[[ The input open ]]

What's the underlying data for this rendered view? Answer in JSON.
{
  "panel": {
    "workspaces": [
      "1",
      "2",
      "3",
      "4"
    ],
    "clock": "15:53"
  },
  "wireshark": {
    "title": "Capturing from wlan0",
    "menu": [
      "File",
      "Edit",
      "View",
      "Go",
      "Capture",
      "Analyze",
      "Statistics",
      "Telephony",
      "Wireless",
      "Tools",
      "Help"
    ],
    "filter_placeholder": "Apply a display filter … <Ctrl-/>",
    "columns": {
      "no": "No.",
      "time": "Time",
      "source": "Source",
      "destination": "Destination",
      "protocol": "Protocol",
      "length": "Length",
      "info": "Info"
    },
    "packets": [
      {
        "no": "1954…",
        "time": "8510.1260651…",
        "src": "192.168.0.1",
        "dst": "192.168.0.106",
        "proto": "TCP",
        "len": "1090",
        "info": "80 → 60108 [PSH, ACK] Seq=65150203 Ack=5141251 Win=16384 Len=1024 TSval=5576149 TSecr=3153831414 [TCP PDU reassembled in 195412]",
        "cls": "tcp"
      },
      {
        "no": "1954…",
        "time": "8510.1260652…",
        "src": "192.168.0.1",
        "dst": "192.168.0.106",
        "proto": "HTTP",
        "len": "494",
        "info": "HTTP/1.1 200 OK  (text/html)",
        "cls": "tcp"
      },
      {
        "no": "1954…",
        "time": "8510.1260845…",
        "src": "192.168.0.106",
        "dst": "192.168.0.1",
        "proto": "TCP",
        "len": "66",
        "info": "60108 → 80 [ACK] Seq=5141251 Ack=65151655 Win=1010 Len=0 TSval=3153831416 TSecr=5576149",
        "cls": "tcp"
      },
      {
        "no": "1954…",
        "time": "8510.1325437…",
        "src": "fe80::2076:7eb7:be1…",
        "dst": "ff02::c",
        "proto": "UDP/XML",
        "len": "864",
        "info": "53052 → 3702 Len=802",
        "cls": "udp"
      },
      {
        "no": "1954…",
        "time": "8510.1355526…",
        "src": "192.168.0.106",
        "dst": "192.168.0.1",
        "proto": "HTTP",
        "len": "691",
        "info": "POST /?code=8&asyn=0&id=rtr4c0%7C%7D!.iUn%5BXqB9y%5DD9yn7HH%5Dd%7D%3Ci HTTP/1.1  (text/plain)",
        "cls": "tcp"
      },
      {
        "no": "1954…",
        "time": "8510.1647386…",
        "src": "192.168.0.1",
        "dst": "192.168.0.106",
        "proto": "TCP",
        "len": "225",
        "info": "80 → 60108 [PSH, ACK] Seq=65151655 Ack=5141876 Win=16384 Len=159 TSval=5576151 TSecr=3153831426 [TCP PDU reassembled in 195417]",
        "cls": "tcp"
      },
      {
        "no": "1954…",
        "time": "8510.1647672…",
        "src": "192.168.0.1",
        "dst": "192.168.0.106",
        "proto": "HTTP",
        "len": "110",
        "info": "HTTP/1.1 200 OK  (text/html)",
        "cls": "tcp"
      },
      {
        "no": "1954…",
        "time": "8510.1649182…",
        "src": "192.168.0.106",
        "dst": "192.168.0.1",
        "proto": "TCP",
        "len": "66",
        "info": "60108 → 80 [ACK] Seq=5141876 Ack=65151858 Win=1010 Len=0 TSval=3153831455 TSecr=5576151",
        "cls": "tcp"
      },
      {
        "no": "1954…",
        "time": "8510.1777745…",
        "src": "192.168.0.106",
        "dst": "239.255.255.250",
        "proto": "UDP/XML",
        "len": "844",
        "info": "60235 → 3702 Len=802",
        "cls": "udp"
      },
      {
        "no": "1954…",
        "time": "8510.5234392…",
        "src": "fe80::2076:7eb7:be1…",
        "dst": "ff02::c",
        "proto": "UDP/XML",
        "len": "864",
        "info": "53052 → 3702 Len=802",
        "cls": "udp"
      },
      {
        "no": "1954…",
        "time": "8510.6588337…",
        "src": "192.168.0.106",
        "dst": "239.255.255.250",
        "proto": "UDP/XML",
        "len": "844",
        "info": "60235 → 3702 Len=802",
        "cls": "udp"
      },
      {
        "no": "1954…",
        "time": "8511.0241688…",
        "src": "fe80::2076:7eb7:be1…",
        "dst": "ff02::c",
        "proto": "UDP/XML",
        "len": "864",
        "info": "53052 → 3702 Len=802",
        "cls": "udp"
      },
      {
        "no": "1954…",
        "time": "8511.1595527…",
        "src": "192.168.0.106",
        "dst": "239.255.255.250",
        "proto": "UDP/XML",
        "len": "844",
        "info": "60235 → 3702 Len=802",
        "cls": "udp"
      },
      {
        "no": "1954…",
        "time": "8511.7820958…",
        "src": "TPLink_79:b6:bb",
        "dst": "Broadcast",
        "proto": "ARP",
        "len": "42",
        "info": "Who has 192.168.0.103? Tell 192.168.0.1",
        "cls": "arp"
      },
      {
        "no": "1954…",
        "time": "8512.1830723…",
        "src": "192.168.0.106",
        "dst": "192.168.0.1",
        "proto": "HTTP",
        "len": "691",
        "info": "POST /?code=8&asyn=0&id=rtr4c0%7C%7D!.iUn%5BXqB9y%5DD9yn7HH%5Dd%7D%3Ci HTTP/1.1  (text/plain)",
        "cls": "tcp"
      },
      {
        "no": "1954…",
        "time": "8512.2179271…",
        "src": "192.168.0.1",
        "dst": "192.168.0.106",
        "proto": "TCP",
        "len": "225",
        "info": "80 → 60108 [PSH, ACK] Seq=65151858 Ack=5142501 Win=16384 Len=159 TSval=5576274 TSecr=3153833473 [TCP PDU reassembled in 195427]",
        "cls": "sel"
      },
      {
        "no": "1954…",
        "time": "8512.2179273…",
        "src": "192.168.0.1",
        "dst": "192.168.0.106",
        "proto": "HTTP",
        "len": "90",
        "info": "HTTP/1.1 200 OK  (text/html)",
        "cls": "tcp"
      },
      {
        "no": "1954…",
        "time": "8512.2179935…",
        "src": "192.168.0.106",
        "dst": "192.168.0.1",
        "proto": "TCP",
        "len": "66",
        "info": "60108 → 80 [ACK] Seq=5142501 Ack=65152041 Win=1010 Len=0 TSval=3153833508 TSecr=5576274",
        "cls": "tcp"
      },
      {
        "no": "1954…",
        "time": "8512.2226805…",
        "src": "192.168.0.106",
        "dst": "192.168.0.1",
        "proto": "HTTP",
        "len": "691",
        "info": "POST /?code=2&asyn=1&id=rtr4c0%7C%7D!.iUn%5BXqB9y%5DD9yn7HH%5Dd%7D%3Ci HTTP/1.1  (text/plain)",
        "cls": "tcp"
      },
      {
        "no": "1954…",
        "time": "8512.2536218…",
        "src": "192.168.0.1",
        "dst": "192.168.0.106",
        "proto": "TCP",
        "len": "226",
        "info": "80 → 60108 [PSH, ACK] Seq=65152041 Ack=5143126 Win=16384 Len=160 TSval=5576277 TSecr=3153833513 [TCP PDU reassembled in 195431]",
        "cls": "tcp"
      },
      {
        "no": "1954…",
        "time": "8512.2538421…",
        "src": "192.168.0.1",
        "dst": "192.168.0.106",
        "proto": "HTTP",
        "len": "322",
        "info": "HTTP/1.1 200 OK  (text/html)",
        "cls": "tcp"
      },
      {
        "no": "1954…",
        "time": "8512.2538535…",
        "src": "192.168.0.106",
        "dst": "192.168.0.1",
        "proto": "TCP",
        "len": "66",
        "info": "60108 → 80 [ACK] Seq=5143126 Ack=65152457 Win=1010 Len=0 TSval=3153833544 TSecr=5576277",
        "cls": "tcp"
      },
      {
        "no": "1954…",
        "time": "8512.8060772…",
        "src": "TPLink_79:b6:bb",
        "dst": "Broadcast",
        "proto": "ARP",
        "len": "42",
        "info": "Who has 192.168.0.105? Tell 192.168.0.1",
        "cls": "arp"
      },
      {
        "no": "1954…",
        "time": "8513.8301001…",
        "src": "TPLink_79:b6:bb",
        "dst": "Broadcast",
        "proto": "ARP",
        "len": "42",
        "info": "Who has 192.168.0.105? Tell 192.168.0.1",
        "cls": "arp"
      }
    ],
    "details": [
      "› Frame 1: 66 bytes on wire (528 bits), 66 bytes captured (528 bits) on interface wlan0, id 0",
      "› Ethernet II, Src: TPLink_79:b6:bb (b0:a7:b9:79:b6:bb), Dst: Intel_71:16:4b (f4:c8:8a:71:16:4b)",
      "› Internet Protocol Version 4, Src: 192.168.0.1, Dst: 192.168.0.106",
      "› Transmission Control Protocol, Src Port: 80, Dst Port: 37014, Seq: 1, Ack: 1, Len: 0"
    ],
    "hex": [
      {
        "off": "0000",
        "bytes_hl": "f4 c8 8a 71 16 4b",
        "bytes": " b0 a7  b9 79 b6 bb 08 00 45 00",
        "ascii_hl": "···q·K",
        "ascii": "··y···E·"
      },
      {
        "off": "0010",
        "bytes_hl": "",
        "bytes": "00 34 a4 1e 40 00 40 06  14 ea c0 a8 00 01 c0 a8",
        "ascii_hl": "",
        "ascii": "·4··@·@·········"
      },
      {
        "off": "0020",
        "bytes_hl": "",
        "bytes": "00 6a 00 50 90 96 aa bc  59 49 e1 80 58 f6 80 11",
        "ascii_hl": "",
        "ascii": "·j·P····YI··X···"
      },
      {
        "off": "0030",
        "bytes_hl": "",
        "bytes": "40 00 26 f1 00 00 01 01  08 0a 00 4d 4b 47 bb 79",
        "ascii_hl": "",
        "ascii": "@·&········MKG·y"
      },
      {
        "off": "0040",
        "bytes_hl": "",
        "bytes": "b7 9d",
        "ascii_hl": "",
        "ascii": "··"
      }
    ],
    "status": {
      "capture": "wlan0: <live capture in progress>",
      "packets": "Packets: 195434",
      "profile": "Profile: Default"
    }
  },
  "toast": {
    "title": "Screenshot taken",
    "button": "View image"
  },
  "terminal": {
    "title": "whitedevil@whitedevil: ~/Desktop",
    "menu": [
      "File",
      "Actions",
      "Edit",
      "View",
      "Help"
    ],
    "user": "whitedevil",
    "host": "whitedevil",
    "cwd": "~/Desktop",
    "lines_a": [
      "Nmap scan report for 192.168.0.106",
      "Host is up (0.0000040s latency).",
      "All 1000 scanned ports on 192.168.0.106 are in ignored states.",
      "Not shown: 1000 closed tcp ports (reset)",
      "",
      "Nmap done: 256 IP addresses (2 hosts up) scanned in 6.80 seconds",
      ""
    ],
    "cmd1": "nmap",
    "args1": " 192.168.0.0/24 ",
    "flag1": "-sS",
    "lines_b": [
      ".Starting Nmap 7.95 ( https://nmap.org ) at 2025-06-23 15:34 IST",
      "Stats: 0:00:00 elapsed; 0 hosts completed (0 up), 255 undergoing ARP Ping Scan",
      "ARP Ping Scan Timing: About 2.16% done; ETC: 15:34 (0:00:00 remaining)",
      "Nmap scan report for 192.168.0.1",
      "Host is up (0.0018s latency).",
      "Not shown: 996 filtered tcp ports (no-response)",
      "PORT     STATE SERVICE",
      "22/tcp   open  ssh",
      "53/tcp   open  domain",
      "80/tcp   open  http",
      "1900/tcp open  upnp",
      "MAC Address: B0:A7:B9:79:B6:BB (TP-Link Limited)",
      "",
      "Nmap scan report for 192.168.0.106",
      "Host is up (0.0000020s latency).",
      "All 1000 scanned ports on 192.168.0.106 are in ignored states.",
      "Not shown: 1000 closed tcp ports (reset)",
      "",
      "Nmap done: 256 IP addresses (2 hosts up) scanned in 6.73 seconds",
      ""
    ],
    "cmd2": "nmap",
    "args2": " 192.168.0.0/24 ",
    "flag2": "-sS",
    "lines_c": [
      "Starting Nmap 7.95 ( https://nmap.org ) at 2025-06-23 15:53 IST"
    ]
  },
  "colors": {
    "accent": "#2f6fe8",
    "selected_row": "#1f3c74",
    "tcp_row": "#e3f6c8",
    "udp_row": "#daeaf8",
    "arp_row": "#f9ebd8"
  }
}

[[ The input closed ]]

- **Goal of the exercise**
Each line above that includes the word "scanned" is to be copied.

- **Answer to the exercise**
      "All 1000 scanned ports on 192.168.0.106 are in ignored states.",
      "Nmap done: 256 IP addresses (2 hosts up) scanned in 6.80 seconds",
      "All 1000 scanned ports on 192.168.0.106 are in ignored states.",
      "Nmap done: 256 IP addresses (2 hosts up) scanned in 6.73 seconds",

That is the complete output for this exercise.